History of Firoz Shah Tughlaq (1351 – 1388) :
- He was Muhammad’s cousin. He was chosen the Sultan by the nobles.
- He tried to appease everybody. He cancelled the loans of peasants which had been advanced by his predecessor. He did not give any harsh punishment and banned the inhuman practices like cutting hands, nose, etc. Agriculture was developed by the reclamation of wastelands and by providing irrigation facilities. He constructed four canals for irrigation.
- He made iqtadary system hereditary. The principle of heredity was recognised not only in civil offices, but also in army. Soldiers were given land assignments instead of cash payment.
- Imposed some new taxes :
- Kharaj : a land tax equal to 1/10 of the produce of the land (by Hindus only).
- Jaziya : a tax by non – muslims (even by brahmins).
- Zakat : Tax on property (@ 2.5%) (by Muslims only).
- Khams : 1 / 5th of booty captured in war.
- Took steps to translate Hindu religious texts & Sanskrit books on music into Persian.
- Built new towns : Hissar, Firozpur, Fatehabad, Firozabad (the present day Firoz Shah Kotla in Delhi) and Jaunpur.
- Set up hospitals, dug a number of canals, dams, mosques.
- Repaired Qutab Minar when it was struck by lightening.
- Built his capital Firozabad and to beautify it, brought 2 Ashoka Pillars, one from Topara in Ambala & the other from Meerut.
- Was fond of slaves (had around 1,80,000 slaves).
- Wrote a book ‘Fatuhat Firozshahi’.
- Gained notoriety for temple breaking and Mathura was destroyed during his period.
- Barani, the historian was in his court. He wrote two well known works of history: Tarikh – i – Firozshahi and Fatwa – i – Jahandari.
- Khwaja Abdul Malik Isami wrote Futuh – us – Sulatin.
- He formed Diwan – i – Khairat and built Dar – ul – Shafa or a charitable hospital at Delhi.
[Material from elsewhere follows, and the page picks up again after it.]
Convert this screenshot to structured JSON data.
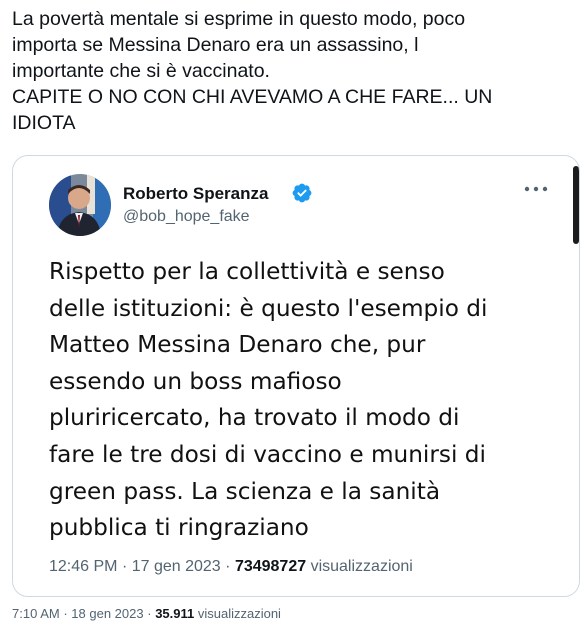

Also introduced 2 new coins – Adha (50% jital) and bikh (25% jital).
The Later Tughlaqs History :
- Firoz Tughlaq was succeeded by his grand son who took up the title of Ghiyasuddin Tughlaq Shah II. He was a pleasure – loving king who tried to strengthen his position by merely disposing of all possible rivals.
- Ghiyasuddin was replaced by Abu Bakr Shah in 1389.
- Abu Bakr was replaced by Nasiruddin Muhammad in 1390, who ruled till 1394. His son Alauddin Sikandar Shah ascended the throne briefly in 1394. But he fell sick almost immediately after his accession and died in 1394 only.
- The vacant throne now fell to Nasiruddin Mahmud Tughlaq. In his reign, Timur invaded India.
Timur’s Invasion :
- He was a great Mongol leader of Central Asia. He became the head of the Chaghtai Turks at the age of 33. Before reaching India, he had already conquered Mesopotamia and Afghanistan. He reached Delhi in December 1398. At that time, Nasiruddin Mahmud was the ruler.
- Timur ordered general massacre in Delhi and robbed people mercilessly.
- He is said to have inflicted on India more misery than had ever before been inflicted by any conqueror in a single invasion. The Tughlaq Empire could never recover from such a terrible blow and came to an end.